All of our body's functions and our brain health are dependent on the health of our cell membranes and it so happens that these membranes are mostly composed of FAT---75% phospholipids, 20% cholesterol and 5% glycoplipids to be exact. Healthy fats keep our cell membranes strong, flexible and in communication with their surrounding environments. When our membranes are weak or rigid, we are susceptible to disease and neurodegenerative disorders such as Alzheimer's Disease, heart disease, Cystic Fibrosis, Muscular Dystrophy, premature aging...the list goes on and on.  

It's important to get a bit of an understanding of the role fats play in the makeup of the cell membrane in order to understand just how vital they are. Phospholipids, the largest component of the cell membrane, have a head and two tails---one straight, one crooked. The straight tail is made up of saturated fats, which are fats that are solid at room temperature and can be found in meat, dairy and certain plant products including palm oil, coconut oil and cacao butter.  These fats provide the cell membrane with stability and do not interact much with their environment.

The crooked tail is made up of unsaturated fats which are fats that are liquid at room temperature and can be found naturally in avocados, nuts and vegetable oils. These fats are not as strong as the saturated fat tails, but they interact with the cell's environment and allow the membrane to be flexible.

The phospholipids line up in such a way that a semi-permeable wall is formed which controls which substances are allowed to enter or leave the cell. So you can see how crucial it is to have these phospholipids working optimally, they are pretty much the cell's gate-keepers.

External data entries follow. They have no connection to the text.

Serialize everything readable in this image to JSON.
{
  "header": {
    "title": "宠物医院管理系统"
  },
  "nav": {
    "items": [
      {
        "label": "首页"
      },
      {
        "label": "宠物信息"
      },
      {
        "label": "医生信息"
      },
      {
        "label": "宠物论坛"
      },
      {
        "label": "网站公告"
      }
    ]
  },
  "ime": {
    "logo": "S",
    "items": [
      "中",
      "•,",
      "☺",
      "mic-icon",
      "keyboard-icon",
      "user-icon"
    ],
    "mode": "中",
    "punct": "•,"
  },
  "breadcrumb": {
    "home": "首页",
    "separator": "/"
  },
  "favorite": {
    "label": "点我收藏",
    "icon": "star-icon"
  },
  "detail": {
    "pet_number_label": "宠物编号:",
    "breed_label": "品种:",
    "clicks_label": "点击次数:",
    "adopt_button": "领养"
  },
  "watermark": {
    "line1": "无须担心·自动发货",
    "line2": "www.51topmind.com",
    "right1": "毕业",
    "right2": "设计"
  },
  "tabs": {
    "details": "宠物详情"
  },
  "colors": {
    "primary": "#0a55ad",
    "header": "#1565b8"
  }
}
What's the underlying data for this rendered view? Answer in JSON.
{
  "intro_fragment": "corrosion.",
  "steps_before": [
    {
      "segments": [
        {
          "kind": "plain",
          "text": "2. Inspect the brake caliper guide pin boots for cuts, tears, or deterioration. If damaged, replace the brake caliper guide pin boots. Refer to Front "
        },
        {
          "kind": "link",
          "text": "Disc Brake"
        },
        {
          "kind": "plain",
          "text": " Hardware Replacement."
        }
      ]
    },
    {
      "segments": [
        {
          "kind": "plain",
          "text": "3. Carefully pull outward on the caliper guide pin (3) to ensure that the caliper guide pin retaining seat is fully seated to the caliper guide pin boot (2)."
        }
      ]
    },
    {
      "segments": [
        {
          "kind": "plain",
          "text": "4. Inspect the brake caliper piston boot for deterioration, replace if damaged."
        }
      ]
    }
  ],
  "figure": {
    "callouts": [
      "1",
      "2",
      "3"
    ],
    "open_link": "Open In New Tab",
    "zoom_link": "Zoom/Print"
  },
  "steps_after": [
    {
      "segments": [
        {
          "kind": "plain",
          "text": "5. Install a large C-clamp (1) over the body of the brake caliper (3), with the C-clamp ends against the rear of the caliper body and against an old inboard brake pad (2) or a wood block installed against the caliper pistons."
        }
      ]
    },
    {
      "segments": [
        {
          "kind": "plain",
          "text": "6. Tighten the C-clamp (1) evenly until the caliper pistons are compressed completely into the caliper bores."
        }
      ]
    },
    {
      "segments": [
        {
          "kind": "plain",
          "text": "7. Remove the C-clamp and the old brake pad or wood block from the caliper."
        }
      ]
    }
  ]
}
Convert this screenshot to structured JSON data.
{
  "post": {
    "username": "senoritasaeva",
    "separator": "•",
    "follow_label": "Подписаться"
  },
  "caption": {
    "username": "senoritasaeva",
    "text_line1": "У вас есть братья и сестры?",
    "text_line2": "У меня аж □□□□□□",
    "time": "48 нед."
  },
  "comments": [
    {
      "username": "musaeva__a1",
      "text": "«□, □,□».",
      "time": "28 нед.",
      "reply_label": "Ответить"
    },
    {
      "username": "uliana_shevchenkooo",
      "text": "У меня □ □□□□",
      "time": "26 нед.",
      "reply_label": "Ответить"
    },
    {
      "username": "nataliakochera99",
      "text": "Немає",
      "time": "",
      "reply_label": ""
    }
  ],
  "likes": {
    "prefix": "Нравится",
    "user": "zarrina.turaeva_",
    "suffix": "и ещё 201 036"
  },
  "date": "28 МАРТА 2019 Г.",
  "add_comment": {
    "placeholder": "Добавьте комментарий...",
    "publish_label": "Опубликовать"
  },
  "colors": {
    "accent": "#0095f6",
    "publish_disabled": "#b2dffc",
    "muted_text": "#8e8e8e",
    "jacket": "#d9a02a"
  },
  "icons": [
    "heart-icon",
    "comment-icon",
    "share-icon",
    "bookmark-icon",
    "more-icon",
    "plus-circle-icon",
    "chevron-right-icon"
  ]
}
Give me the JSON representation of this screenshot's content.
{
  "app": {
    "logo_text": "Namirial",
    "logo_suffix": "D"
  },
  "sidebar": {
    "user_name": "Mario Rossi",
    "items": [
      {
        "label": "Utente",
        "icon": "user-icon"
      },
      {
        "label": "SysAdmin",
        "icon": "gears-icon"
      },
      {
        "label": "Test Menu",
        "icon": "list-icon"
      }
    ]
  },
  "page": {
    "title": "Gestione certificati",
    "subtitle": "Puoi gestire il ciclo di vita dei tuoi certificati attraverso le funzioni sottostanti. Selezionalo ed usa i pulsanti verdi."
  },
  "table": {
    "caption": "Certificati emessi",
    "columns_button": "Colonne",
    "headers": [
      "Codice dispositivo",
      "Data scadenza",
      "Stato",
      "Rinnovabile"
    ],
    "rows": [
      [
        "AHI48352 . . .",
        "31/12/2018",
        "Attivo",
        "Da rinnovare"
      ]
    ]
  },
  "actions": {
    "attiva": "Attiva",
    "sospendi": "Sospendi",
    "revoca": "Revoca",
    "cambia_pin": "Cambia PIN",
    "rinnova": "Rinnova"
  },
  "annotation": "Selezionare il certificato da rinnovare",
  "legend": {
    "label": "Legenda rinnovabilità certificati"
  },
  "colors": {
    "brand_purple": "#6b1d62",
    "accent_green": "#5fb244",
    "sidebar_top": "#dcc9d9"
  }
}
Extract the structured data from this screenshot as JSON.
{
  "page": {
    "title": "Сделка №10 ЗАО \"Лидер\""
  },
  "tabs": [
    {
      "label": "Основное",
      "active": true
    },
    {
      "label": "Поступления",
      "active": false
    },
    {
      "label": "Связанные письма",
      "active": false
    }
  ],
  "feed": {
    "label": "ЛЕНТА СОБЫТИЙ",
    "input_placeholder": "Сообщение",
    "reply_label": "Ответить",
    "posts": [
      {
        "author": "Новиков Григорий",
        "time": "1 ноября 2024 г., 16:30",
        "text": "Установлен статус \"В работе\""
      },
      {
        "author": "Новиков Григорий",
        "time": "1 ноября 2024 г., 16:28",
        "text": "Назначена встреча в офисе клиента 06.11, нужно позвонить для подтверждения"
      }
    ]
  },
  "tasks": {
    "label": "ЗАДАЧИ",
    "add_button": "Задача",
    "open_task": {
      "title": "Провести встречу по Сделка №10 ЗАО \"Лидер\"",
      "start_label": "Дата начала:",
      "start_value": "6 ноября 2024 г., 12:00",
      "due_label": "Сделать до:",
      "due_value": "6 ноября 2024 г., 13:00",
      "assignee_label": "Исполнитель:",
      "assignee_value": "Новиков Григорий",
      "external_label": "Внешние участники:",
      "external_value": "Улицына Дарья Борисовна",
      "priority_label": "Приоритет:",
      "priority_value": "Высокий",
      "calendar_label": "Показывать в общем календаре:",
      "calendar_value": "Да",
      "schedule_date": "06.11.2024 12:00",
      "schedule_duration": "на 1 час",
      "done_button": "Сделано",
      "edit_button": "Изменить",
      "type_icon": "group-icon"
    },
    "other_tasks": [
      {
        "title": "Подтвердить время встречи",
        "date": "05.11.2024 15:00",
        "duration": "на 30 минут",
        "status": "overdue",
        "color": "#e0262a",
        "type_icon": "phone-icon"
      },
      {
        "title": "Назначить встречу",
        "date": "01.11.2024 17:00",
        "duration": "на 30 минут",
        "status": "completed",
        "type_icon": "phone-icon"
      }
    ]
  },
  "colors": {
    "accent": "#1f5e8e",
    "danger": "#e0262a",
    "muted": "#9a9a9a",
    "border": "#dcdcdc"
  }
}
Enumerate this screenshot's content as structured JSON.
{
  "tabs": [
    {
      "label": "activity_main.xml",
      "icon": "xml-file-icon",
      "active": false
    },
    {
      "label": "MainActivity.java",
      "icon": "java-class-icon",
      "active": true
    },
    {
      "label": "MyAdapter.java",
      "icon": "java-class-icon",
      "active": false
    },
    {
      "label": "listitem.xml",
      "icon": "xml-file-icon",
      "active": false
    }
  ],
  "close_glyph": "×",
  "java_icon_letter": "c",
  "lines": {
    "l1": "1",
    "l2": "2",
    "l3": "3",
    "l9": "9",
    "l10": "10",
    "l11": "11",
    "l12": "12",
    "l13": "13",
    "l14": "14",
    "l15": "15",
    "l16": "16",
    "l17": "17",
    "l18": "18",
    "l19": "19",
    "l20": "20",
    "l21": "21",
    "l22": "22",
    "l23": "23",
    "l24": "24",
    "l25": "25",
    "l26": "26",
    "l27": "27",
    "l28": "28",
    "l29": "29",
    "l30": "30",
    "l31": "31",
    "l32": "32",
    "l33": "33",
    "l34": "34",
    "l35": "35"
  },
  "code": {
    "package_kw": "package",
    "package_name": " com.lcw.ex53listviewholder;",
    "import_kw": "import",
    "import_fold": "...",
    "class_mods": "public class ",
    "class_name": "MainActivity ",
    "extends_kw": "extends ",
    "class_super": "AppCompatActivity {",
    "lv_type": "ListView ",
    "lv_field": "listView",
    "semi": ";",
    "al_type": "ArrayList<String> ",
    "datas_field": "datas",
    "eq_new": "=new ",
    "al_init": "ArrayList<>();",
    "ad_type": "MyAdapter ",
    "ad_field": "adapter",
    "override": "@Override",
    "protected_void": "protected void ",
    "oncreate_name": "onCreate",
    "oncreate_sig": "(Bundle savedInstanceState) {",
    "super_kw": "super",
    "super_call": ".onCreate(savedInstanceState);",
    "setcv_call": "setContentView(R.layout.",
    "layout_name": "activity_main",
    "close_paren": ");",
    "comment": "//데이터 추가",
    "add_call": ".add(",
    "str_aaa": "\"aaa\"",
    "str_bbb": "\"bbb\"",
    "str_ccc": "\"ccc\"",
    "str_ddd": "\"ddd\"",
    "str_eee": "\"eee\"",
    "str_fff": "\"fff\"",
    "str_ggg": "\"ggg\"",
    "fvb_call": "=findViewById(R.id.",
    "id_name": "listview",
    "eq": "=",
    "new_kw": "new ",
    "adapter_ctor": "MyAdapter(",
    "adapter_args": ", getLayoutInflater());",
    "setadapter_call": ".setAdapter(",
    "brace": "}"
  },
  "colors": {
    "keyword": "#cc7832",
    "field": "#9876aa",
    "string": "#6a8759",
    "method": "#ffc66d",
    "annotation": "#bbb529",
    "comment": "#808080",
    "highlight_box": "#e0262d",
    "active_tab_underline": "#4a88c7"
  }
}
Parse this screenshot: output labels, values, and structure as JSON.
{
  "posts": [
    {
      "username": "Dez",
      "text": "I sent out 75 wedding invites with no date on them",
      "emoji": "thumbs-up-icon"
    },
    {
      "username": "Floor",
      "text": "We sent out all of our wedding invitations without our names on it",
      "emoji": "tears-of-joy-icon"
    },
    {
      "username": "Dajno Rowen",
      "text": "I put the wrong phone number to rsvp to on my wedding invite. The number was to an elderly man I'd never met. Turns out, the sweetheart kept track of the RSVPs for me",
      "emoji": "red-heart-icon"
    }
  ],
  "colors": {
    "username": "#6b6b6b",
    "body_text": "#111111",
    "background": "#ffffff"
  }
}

Problems arise when we are not eating enough fat or when we are eating the wrong kinds of fats. When processed fats (mainly hydrogenated fats, partially hydrogenated fats and unsaturated fats that have become rancid) are eaten they displace the healthy saturated and unsaturated fats in the phospholipids tails.  The permeability is affected and the membrane becomes rigid, trapping waste in the cell and not letting in healthy materials.

Cholesterol is another word that brings fear to many people's minds. However, it is a major component in the health of the cell membrane and is responsible for maintaining the structure of the membrane walls. Cholesterol molecules are located between membrane phospholipids. They prevent the phospholipids from packing too close together which would result in the membrane lacking permeability, meaning nutrients could not get in and waste could not get out. It is important to make sure you are eating enough cholesterol-rich foods like eggs, liver, butter and red meat to ensure sufficient permeability.

Glycolipids help with communication and cell recognition. These are found in milk, ideally raw milk. Unfortunately the commercial milk that most people drink has been heavily processed so the fat obtained from it has been altered and is pretty unhealthy.

It's important to recognize that cells are the building blocks for our bodies. They provide structure, take in nutrients,  create energy and carry out functions essential for life.  If the cell membrane is compromised our cells won't function properly, our tissues and organs will begin to deteriorate, and our health will decline.

So what are the best ways to keep your cell membrane healthy and functioning at an optimal level?

-eat healthy saturated fats from organic meat, dairy, palm oil, and coconut oil

-eat healthy, natural unsaturated fats from avocados, nuts and olive oil

-drink raw milk

-eat cholesterol rich foods like eggs, liver, butter and red meat

-avoid processed and hydrogenated fats

-avoid unsaturated fats that have not been consistently stored in a cool location, kept out of the light or stored in dark colored bottles